Racism: Not a pandemic, but a chronic disease
It’s more than just semantics that irks me when people talk about racism as a pandemic. A pandemic implies an outbreak. A disease that is fleeting and may be new or has seasons, such as the flu.
Racism is not that. Racism is not new. It’s unceasing with no treatment or vaccine in sight. A more appropriate diagnosis would be racism as a chronic disease, like cancer or diabetes. But this particular chronic disease does not destruct the body of the individual who is infected. Instead, in America, its effects are felt throughout the entire African American community and are not only physical, but also emotional and social.
Racism has been around for centuries, and its health impacts are still ubiquitous in the United States. For example, in public health classes, a popular case to talk about is Cancer Alley in Louisiana. The nickname was donned in 1987 when residents on one street in St Gabriel, La., primarily African American and low income, noticed an abundance of cancer cases within their community. “Cancer Alley” became the new name for Jacobs Drive.
It’s also made recent news that “Cancer Alley” has a high rate of COVID-19. The rate of COVID-19 deaths is the fourth highest in Louisiana and five times higher than the overall U.S. death rate. This should not come as a surprise, since the pandemic is having a disparate impact on African American communities across the country.
The New York Times reported a list of neighborhoods in New York with the highest rates of COVID-19. The highest rate was reported in Starrett City of East Brooklyn, where the population is 52.8% black, with 24.7% living in poverty in 2017. Once again, COVID-19 is not the only health issue faced by Starrett City residents. Thirty-one percent of adults are obese and 18% are diabetic.
Starrett City has four times the rate of obesity compared to cities like Stuyvesant and Turtle Bay, and it has the highest diabetes rate in New York City. Unfortunately, in this neighborhood residents are also more likely to face preventable deaths. Death rates due to homicide and HIV are more than twice the citywide rates at 13.2% compared to 5.7%.
The main correlation between these health issues and these communities is not ambiguous.

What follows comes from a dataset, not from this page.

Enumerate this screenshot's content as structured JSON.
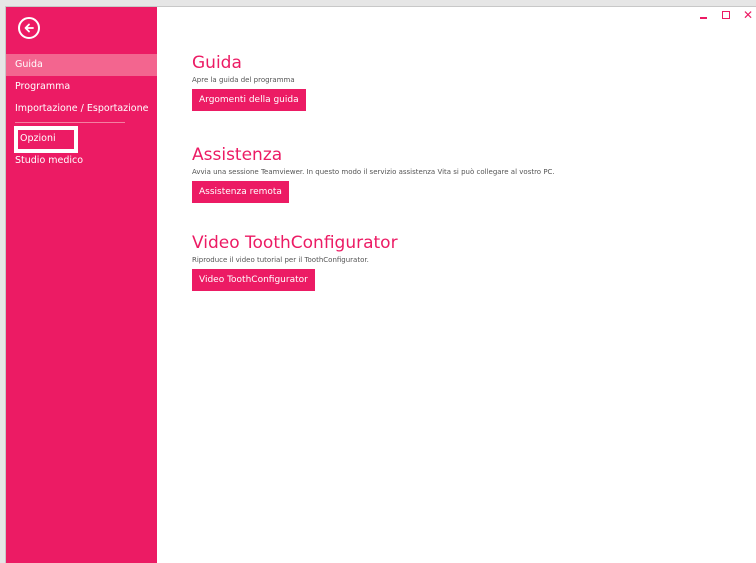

It’s clear and it’s visible — it’s race. You don’t have to believe me; you can read the CDC report on African American Health in the United States.
As for recommendations to improve the health of these communities, the CDC suggests collecting poverty data and high school graduation rates, supporting healthy food environments, and increasing physical activities in these underserved communities. While these recommendations are helpful, they are working more on the symptoms rather than the primary cause of these problems being racism.
In 1965, Nina Simone recorded “Feeling Good” for her 1965 album. Her words “it’s a new dawn, it’s a new day, and a new life for me” were written in response to the signing of the Civil Rights Act. And yet, while this was a pivotal, hopeful moment, so much more change is needed.
So, instead of focusing on racism as a pandemic, I urge us to see it as a chronic disease. A disease that we must destroy the root of in order to find a cure, which may in fact take years. We must not stop the momentum behind these calls for justice. Although it may be difficult to cure all, it may be possible to treat and lessen the suffering of many.
-By Haley Jackson Manley, research assistant in the Center for Medical Ethics and Health Policy at Baylor College of Medicine